If, however, they had taken the proper investment approach and accounted for the “vicissitudes of time” as Ben Graham put it, they would have instead tried to purchase the security for no more than 70 cents on the dollar, compared to 90 cents on the dollar that was actually paid, and the analyst would have continued to have a satisfactory investment despite the company’s fall in earnings.
This is a habit that must be developed within all investors. Without this margin of safety principle incorporated into every investment decision, one will likely fall into the habit of speculation rather than true investment and will in turn suffer the poor results destined to stock speculators.
Principle 6: An Investor Must Stay within their Circle of Competence.
In order to value a business, and henceforth identify ones selling below their value, an investor must have a high level of confidence in what the business is going to earn over the pursing years. Because of this, an investor dramatically improves their chances of success by staying within areas of business they feel they have a superior level of knowledge.

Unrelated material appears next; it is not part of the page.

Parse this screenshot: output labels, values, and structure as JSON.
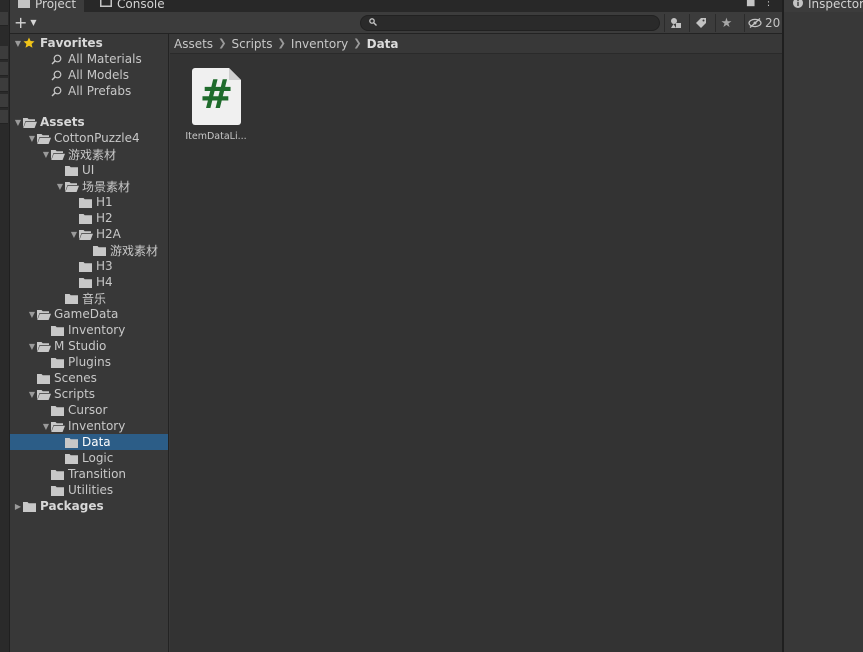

Due to the overconfidence man often has in himself, and the animal spirits John Maynard Keynes identified within all of us, it is extremely easy and very tempting to convince ourselves we have superior knowledge in areas where we in fact don’t. Because of these irrational tendencies, an investor must constantly strive to restrict themselves to areas where they do indeed have a superior level of knowledge. Without the proper amount of self- restraint, an investor will drift into areas that can only offer the illusion of successful investment.

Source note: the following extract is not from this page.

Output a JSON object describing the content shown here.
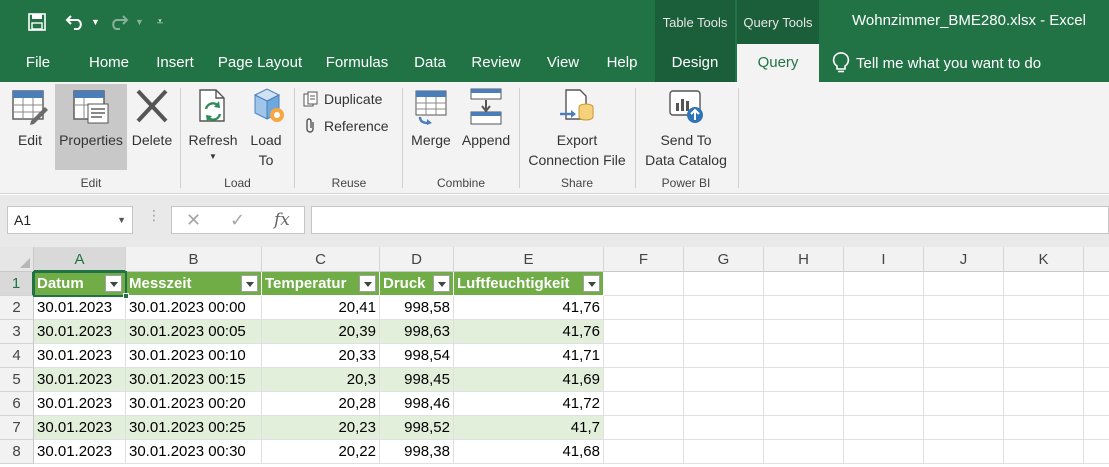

The question remains of course, how to define one’s circle of competence and ensure that they stay within that boundary.
Defining one’s circle of competence consists not of understanding how the products or services of a company work, such as the computer science behind a technology company, but rather understanding how consumers react and adapt to a company’s products and services in their buying decisions; and from there understanding what consumer behavior is likely to be over the next 5 to 10 years. If one cannot say with assurance what the attitude of consumers will be towards a company’s offerings in the future, then they cannot designate the company as one within their circle of competence.
This again leads us to further restricting ourselves to investments that offer a safety of principle, an adequate rate of return, a wide margin of safety, and now ones that reside within our circle of competence. Making this refinement all the more difficult is the often-excessive pressure that comes from others to act on things that are seen as fashionable at the time, but are in reality purely speculative (tulip bulbs, dot com stocks, sub-prime mortgages, bitcoin).
However, if an investor can stand by their own convictions, not giving in to the emotions of the crowd, they can rest assured by their investment decisions, and superior returns can only be certain. These six principles, which have been developed and modified by a number of different investors over the years, particularly Benjamin Graham in his book The Intelligent Investor as well as Warren Buffett in his speeches and writings, have proven successful for these investors for almost 100 years and there is little doubt that they will be applicable into the next 100 years.
William E. Douthat
Olympus Wealth Management